The string "kind" may appear in lines of the listing. Report each line where it does.

Supplied information:
┌────────
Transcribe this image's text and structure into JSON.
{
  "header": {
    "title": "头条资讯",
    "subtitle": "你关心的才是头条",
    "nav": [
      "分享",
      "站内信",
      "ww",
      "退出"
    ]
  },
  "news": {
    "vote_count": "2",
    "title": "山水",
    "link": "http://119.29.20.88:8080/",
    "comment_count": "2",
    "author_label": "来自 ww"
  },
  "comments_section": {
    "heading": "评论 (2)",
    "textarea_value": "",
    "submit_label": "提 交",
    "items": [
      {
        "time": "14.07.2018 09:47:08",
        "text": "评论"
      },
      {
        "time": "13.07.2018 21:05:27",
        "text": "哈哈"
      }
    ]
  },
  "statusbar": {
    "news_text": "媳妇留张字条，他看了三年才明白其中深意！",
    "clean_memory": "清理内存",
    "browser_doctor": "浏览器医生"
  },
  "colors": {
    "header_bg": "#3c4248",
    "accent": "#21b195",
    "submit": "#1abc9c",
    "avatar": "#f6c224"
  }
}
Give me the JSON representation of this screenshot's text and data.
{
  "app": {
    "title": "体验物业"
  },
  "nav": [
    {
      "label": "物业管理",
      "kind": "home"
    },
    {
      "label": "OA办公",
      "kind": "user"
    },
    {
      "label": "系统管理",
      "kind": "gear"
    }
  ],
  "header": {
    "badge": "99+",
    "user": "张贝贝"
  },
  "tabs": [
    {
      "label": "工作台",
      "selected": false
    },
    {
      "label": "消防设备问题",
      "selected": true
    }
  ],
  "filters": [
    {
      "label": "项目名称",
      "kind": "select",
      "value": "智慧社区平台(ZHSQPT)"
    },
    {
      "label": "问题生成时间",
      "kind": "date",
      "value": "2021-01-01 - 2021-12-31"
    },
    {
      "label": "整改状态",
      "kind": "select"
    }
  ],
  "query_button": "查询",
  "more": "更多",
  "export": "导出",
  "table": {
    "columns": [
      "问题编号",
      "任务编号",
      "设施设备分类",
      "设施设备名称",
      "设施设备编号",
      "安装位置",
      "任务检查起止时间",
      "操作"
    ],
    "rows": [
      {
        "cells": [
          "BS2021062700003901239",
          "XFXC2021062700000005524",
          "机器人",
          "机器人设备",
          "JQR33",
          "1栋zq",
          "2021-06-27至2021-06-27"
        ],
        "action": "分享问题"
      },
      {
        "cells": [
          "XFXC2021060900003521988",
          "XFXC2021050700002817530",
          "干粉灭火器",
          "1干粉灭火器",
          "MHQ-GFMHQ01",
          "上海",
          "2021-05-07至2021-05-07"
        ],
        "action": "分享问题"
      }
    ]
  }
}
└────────
Answer box:
      "kind": "home"
      "kind": "user"
      "kind": "gear"
      "kind": "select",
      "kind": "date",
      "kind": "select"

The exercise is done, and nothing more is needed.